A few years ago I wrote a column for the local newspaper with the headline If You’re Comfortable, It’s Not Multicultural.  The piece grew out of my 25 years of experience as the pastor of a congregation near Chicago which was 25% African American, 10% Hispanic and 65% Caucasian.  On top of that we shared our building with a partner congregation, The Thai Community Church.


            I would explain the challenge of my job by saying, “In a homogeneous congregation or community, members identify a problem and then debate the solution.  In a multicultural situation, stake holders begin by debating the nature of the problem.”  That’s because different cultures view what they see through different interpretive lenses.  Sometimes the multicultural encounters result in unexpected gifts of grace and sometimes in discouraging frustration.

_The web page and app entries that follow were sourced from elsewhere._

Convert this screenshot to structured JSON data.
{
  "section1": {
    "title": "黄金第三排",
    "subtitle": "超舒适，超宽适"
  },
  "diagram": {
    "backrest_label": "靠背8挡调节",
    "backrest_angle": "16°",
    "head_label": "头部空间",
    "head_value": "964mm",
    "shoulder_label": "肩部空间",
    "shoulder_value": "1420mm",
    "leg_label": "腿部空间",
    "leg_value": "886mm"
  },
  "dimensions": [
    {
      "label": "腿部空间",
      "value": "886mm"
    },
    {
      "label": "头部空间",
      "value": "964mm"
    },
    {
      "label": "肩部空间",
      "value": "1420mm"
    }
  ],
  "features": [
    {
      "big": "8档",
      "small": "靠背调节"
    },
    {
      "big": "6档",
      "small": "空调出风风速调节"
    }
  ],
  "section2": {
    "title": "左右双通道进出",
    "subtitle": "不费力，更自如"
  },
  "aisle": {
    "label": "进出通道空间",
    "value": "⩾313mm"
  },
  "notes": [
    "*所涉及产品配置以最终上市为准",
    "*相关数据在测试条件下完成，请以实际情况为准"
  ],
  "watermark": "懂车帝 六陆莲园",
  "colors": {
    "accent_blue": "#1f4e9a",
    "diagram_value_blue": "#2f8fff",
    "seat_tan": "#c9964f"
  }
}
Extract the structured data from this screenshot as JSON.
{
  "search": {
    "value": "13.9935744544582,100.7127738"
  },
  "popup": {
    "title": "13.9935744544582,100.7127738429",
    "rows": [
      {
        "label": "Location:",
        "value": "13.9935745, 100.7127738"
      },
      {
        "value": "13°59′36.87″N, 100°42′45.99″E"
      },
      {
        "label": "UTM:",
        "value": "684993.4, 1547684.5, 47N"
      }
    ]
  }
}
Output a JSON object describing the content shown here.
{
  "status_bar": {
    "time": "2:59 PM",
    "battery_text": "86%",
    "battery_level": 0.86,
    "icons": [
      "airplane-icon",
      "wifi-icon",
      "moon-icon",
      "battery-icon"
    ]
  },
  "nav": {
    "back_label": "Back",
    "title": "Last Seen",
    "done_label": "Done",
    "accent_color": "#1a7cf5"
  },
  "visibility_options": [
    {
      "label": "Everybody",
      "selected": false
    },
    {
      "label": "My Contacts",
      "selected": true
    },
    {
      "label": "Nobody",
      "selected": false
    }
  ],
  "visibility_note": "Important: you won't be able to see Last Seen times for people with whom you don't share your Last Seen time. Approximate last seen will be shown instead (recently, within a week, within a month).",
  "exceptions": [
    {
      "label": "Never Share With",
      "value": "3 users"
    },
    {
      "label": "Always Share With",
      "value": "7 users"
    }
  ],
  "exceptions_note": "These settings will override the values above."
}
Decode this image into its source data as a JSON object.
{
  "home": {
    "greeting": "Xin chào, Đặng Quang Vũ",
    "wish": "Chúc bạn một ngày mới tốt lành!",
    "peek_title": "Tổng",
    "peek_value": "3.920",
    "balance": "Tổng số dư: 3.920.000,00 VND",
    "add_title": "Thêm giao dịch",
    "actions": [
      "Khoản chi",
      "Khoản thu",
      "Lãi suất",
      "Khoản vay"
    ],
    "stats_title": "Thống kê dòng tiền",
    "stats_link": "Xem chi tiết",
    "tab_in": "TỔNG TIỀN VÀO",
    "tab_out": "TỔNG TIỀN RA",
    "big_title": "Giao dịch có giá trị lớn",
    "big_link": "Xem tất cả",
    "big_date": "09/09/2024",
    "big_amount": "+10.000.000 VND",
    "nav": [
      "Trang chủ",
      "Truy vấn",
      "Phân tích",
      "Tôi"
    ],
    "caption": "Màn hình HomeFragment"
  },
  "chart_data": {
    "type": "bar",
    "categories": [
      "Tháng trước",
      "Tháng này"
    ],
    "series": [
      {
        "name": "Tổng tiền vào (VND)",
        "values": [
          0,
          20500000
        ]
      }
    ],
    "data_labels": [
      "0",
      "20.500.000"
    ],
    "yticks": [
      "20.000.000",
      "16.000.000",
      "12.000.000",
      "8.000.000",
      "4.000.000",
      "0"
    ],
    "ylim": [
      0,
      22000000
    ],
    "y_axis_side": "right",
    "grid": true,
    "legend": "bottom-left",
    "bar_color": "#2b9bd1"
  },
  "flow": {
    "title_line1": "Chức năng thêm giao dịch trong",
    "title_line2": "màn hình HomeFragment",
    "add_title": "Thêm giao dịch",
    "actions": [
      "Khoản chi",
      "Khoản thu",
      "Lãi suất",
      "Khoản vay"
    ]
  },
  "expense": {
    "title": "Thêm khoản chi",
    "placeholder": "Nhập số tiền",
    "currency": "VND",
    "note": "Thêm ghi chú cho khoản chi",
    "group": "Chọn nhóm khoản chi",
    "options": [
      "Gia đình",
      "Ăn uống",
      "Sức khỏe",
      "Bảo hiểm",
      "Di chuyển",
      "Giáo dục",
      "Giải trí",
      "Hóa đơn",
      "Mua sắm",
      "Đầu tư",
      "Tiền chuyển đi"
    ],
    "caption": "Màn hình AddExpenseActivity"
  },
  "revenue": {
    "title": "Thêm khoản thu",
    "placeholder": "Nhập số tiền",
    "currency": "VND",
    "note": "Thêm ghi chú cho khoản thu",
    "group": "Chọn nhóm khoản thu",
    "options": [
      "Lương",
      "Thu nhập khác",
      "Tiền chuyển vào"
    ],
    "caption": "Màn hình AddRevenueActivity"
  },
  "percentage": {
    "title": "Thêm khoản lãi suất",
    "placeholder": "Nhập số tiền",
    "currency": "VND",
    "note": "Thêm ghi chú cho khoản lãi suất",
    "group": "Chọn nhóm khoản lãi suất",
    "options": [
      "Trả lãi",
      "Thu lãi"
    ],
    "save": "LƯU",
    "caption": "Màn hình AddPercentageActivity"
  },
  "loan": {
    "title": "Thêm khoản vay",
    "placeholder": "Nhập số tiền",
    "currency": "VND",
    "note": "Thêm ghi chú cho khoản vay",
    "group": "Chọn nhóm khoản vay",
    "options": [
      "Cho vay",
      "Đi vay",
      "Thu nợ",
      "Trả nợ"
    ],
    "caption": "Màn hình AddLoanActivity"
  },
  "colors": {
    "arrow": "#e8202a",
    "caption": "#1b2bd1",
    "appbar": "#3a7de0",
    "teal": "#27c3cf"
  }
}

            In 2009, I realized that I had forty days of unscheduled time in Thailand between the seventh mission trip I had helped lead in the “Land of Smiles” and an international conference in Pattaya on the Gulf of Thailand.  I was at a point in my life where I felt the need to test my two primary relationships: with God and with my self. 


            Thai culture in general and Buddhism in particular, to me, would provide what Richard Rohr refers to as “a wall to butt up against. . .a worthy opponent against which we test our mettle.”  “Wholeness and holiness,” he declared, “will always stretch us beyond our small comfort zone.”  The Gospel of Matthew states that it was the Spirit that led Jesus into the wilderness to be tested by the devil.  Thai culture and Buddhism certainly aren’t the devil incarnate.  It was the testing part of the story which was pushing me.


            I grabbed the opportunity to test these two relationships by traveling around Thailand alone—with my limited Thai vocabulary and my neurological disorder–to plunge into the deep end of the cultural pool, if you will, and see if I would sink or swim.  Before leaving I joked with my friends and family that my only traveling companions would be my self and God, and I didn’t know if I would get along with either one.


            I wrote Forty Days Alone in Thailand partly as a spiritual travel memoir, but partly as a way of encouraging readers to risk moving out of their cultural comfort zones as a way of meeting themselves again as if for the first time.


Bill Bishop, in The Big Sort, Why the Clustering of Like-Minded America is Tearing Us Apart, writes, “As Americans have moved over the past three decades, they have clustered in communities of sameness, among people with similar ways of life, beliefs, and, in the end, politics.”  


            “And we are living with the consequences of this segregation by way of life,” he argues, “pockets of like-minded citizens that have become so ideologically inbred that we don’t know, can’t understand, and can barely conceive of ‘those people’ who live just a few miles away.”


            I hope and pray that the vicarious trip through Thailand this memoir provides will expose readers to the values, customs and ways of life of one segment of “those people” which will help them see themselves, their faith and their culture in new ways.